§ **Exercise details**: I would like every line of the records below that contains the word "localhost" copied.

(Data for this exercise Opens)

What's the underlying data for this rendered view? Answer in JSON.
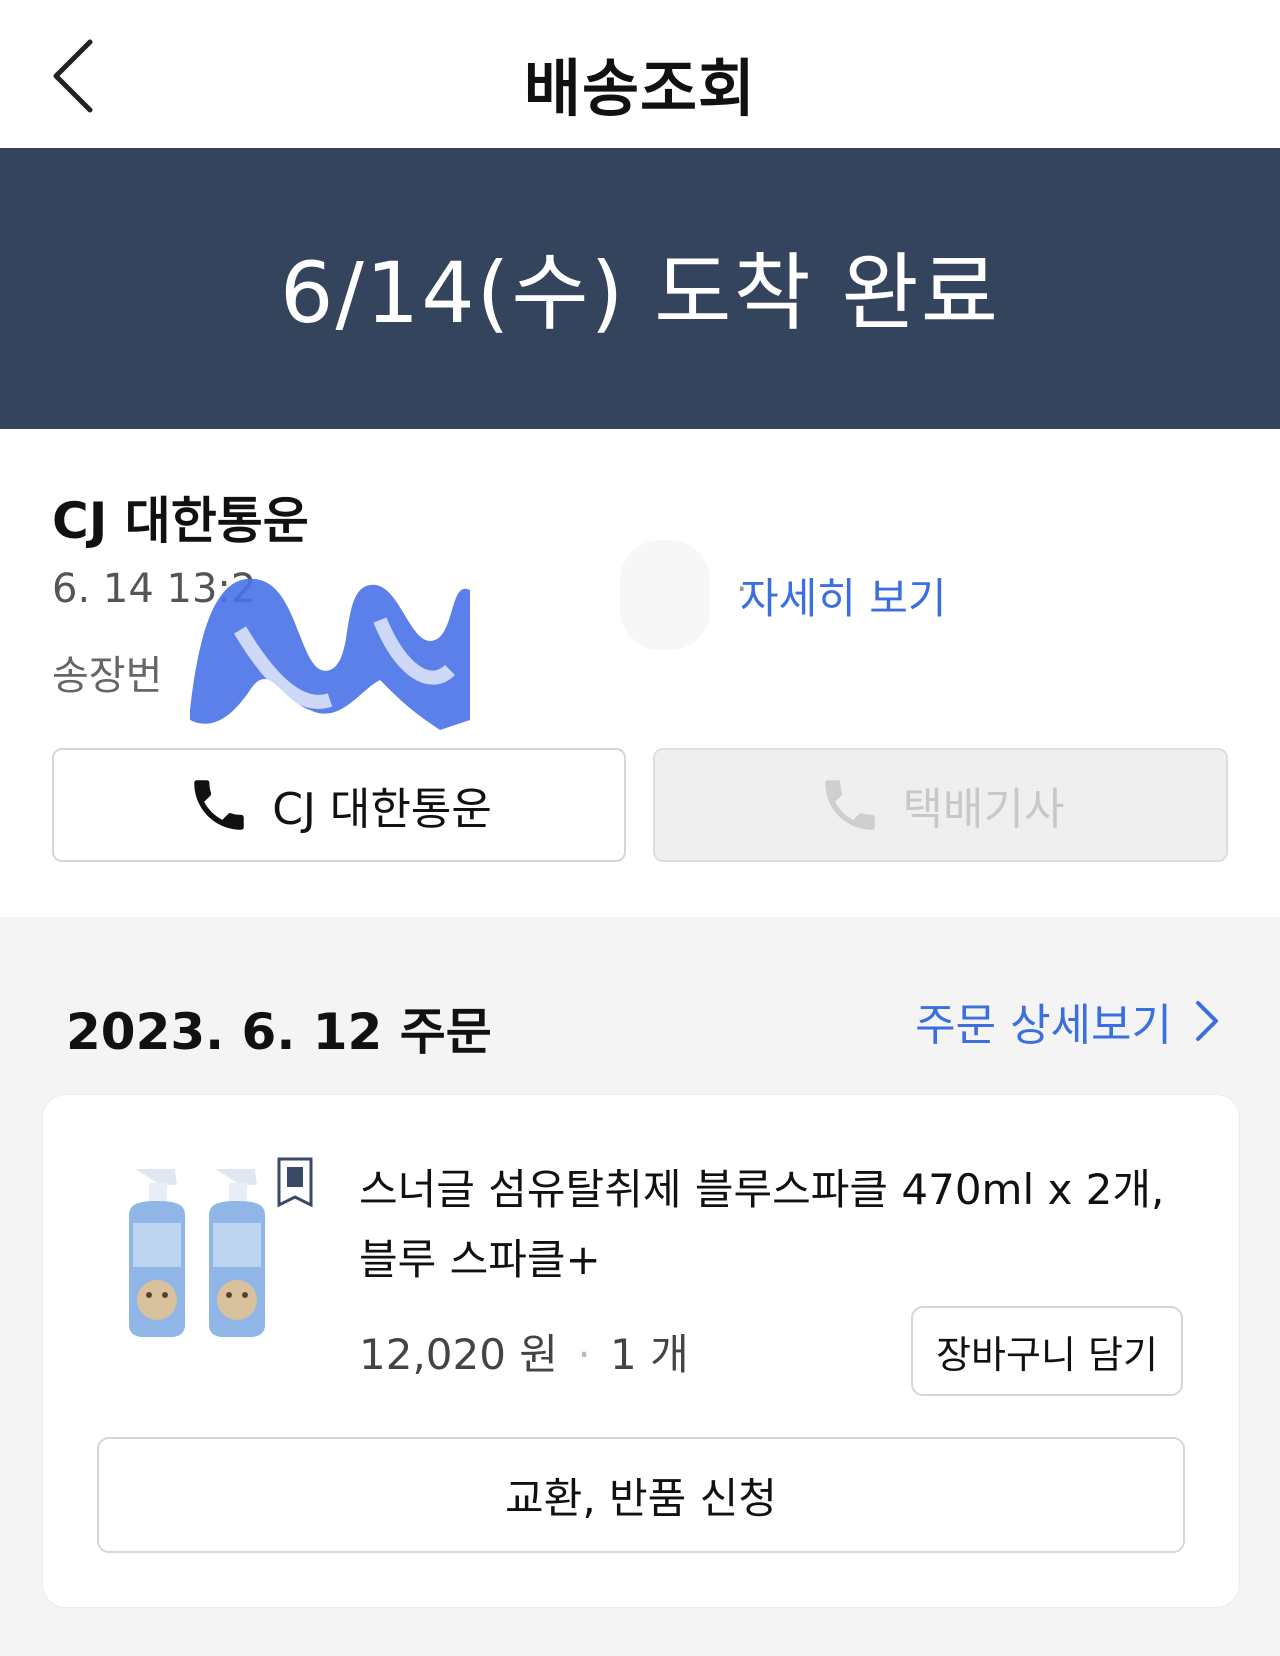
{
  "header": {
    "title": "배송조회",
    "back_icon": "chevron-left-icon"
  },
  "banner": {
    "status_text": "6/14(수) 도착 완료"
  },
  "carrier": {
    "name": "CJ 대한통운",
    "status_time": "6. 14 13:2",
    "detail_link": "자세히 보기",
    "invoice_label": "송장번",
    "buttons": {
      "carrier_call": "CJ 대한통운",
      "driver_call": "택배기사"
    }
  },
  "order": {
    "date_label": "2023. 6. 12 주문",
    "detail_link": "주문 상세보기",
    "item": {
      "name": "스너글 섬유탈취제 블루스파클 470ml x 2개, 블루 스파클+",
      "price": "12,020 원",
      "quantity": "1 개",
      "cart_button": "장바구니 담기"
    },
    "return_button": "교환, 반품 신청"
  },
  "colors": {
    "banner_bg": "#34445d",
    "link_blue": "#3b6fe0"
  }
}
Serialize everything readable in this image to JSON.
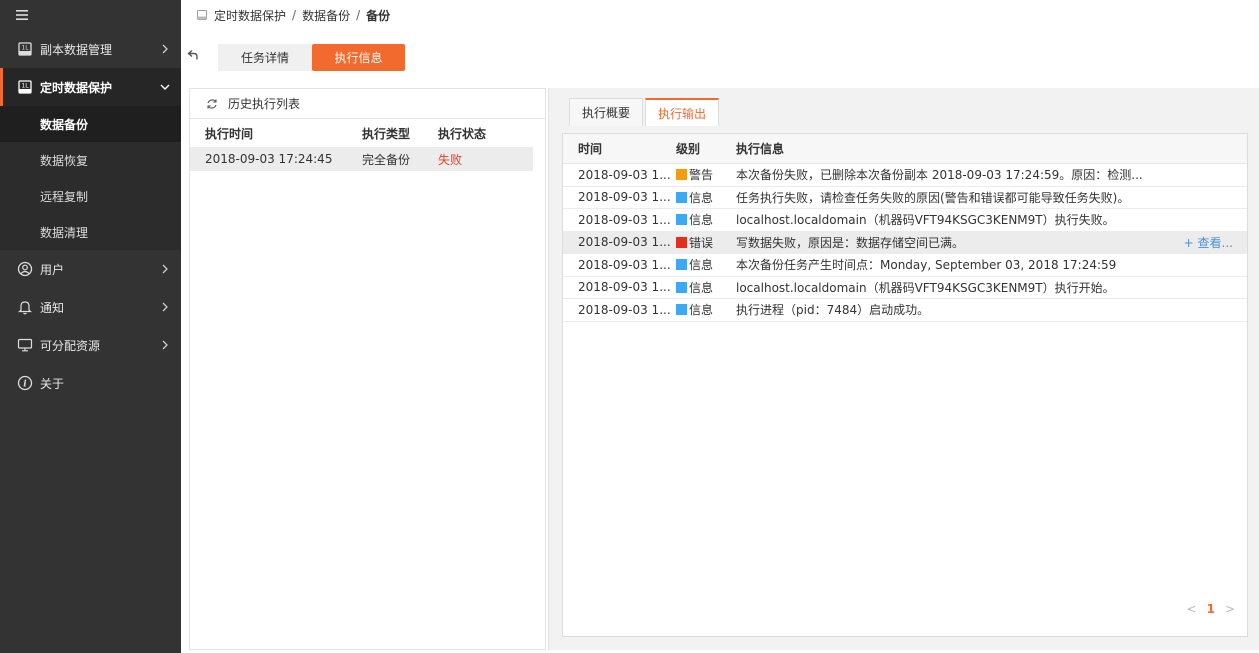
{
  "sidebar": {
    "menu_items": [
      {
        "label": "副本数据管理",
        "icon": "copy-data-icon"
      },
      {
        "label": "定时数据保护",
        "icon": "scheduled-protect-icon"
      }
    ],
    "sub_items": [
      {
        "label": "数据备份"
      },
      {
        "label": "数据恢复"
      },
      {
        "label": "远程复制"
      },
      {
        "label": "数据清理"
      }
    ],
    "bottom_items": [
      {
        "label": "用户",
        "icon": "user-icon"
      },
      {
        "label": "通知",
        "icon": "bell-icon"
      },
      {
        "label": "可分配资源",
        "icon": "monitor-icon"
      },
      {
        "label": "关于",
        "icon": "info-icon"
      }
    ]
  },
  "breadcrumb": {
    "items": [
      "定时数据保护",
      "数据备份",
      "备份"
    ],
    "separator": "/"
  },
  "top_tabs": {
    "detail": "任务详情",
    "exec_info": "执行信息"
  },
  "history": {
    "title": "历史执行列表",
    "columns": [
      "执行时间",
      "执行类型",
      "执行状态"
    ],
    "rows": [
      {
        "time": "2018-09-03 17:24:45",
        "type": "完全备份",
        "status": "失败"
      }
    ]
  },
  "exec_tabs": {
    "summary": "执行概要",
    "output": "执行输出"
  },
  "log": {
    "columns": [
      "时间",
      "级别",
      "执行信息"
    ],
    "rows": [
      {
        "time": "2018-09-03 1...",
        "level": "警告",
        "level_color": "#f39c12",
        "message": "本次备份失败，已删除本次备份副本 2018-09-03 17:24:59。原因：检测..."
      },
      {
        "time": "2018-09-03 1...",
        "level": "信息",
        "level_color": "#3ea8f4",
        "message": "任务执行失败，请检查任务失败的原因(警告和错误都可能导致任务失败)。"
      },
      {
        "time": "2018-09-03 1...",
        "level": "信息",
        "level_color": "#3ea8f4",
        "message": "localhost.localdomain（机器码VFT94KSGC3KENM9T）执行失败。"
      },
      {
        "time": "2018-09-03 1...",
        "level": "错误",
        "level_color": "#e0301e",
        "message": "写数据失败，原因是：数据存储空间已满。",
        "more": "+ 查看..."
      },
      {
        "time": "2018-09-03 1...",
        "level": "信息",
        "level_color": "#3ea8f4",
        "message": "本次备份任务产生时间点：Monday, September 03, 2018 17:24:59"
      },
      {
        "time": "2018-09-03 1...",
        "level": "信息",
        "level_color": "#3ea8f4",
        "message": "localhost.localdomain（机器码VFT94KSGC3KENM9T）执行开始。"
      },
      {
        "time": "2018-09-03 1...",
        "level": "信息",
        "level_color": "#3ea8f4",
        "message": "执行进程（pid：7484）启动成功。"
      }
    ]
  },
  "pager": {
    "prev": "<",
    "page": "1",
    "next": ">"
  },
  "colors": {
    "accent": "#f26a2e",
    "sidebar_bg": "#333333",
    "fail": "#e8412c"
  }
}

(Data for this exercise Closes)

§ **Your response**:
        "message": "localhost.localdomain（机器码VFT94KSGC3KENM9T）执行失败。"
        "message": "localhost.localdomain（机器码VFT94KSGC3KENM9T）执行开始。"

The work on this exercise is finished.